- [TASK STATEMENT]:
Repeat each record exactly, skipping the pictures.
═════ INPUT FOR THIS TASK
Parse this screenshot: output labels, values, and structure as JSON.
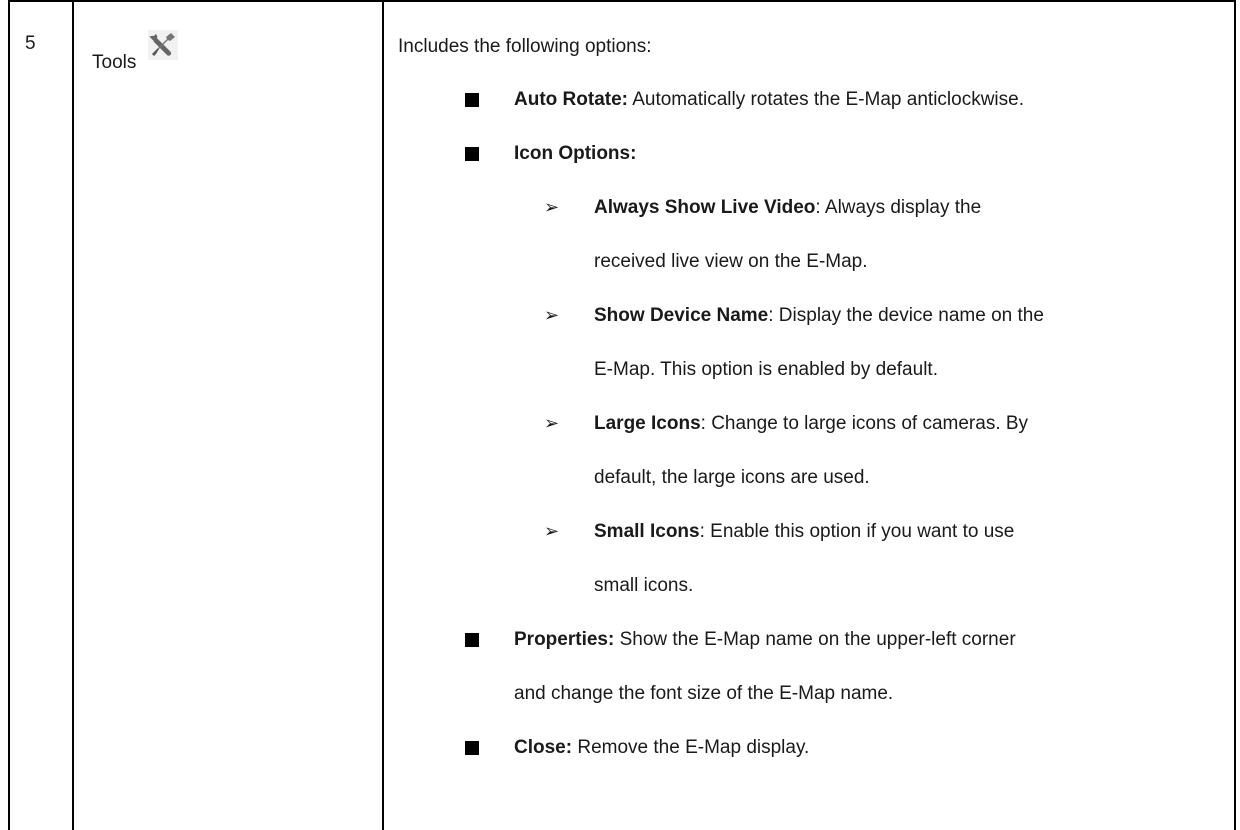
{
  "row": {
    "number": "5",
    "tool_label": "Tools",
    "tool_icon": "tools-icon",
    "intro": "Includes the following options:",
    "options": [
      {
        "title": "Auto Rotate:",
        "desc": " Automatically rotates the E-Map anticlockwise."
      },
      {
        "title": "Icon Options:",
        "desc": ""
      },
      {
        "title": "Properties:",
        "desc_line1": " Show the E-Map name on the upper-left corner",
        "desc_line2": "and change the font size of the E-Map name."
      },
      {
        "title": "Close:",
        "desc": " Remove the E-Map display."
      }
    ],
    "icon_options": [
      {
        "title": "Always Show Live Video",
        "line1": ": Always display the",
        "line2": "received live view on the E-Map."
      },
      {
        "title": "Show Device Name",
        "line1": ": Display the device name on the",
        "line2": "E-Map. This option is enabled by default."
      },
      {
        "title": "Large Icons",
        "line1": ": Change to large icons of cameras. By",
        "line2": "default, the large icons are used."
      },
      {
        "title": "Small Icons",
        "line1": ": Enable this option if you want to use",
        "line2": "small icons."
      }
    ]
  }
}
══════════
- [EXERCISE ANSWER]:
Parse this screenshot: output labels, values, and structure as JSON.
{
  "row": {
    "number": "5",
    "tool_label": "Tools",
    "tool_icon": "tools-icon",
    "intro": "Includes the following options:",
    "options": [
      {
        "title": "Auto Rotate:",
        "desc": " Automatically rotates the E-Map anticlockwise."
      },
      {
        "title": "Icon Options:",
        "desc": ""
      },
      {
        "title": "Properties:",
        "desc_line1": " Show the E-Map name on the upper-left corner",
        "desc_line2": "and change the font size of the E-Map name."
      },
      {
        "title": "Close:",
        "desc": " Remove the E-Map display."
      }
    ],
    "icon_options": [
      {
        "title": "Always Show Live Video",
        "line1": ": Always display the",
        "line2": "received live view on the E-Map."
      },
      {
        "title": "Show Device Name",
        "line1": ": Display the device name on the",
        "line2": "E-Map. This option is enabled by default."
      },
      {
        "title": "Large Icons",
        "line1": ": Change to large icons of cameras. By",
        "line2": "default, the large icons are used."
      },
      {
        "title": "Small Icons",
        "line1": ": Enable this option if you want to use",
        "line2": "small icons."
      }
    ]
  }
}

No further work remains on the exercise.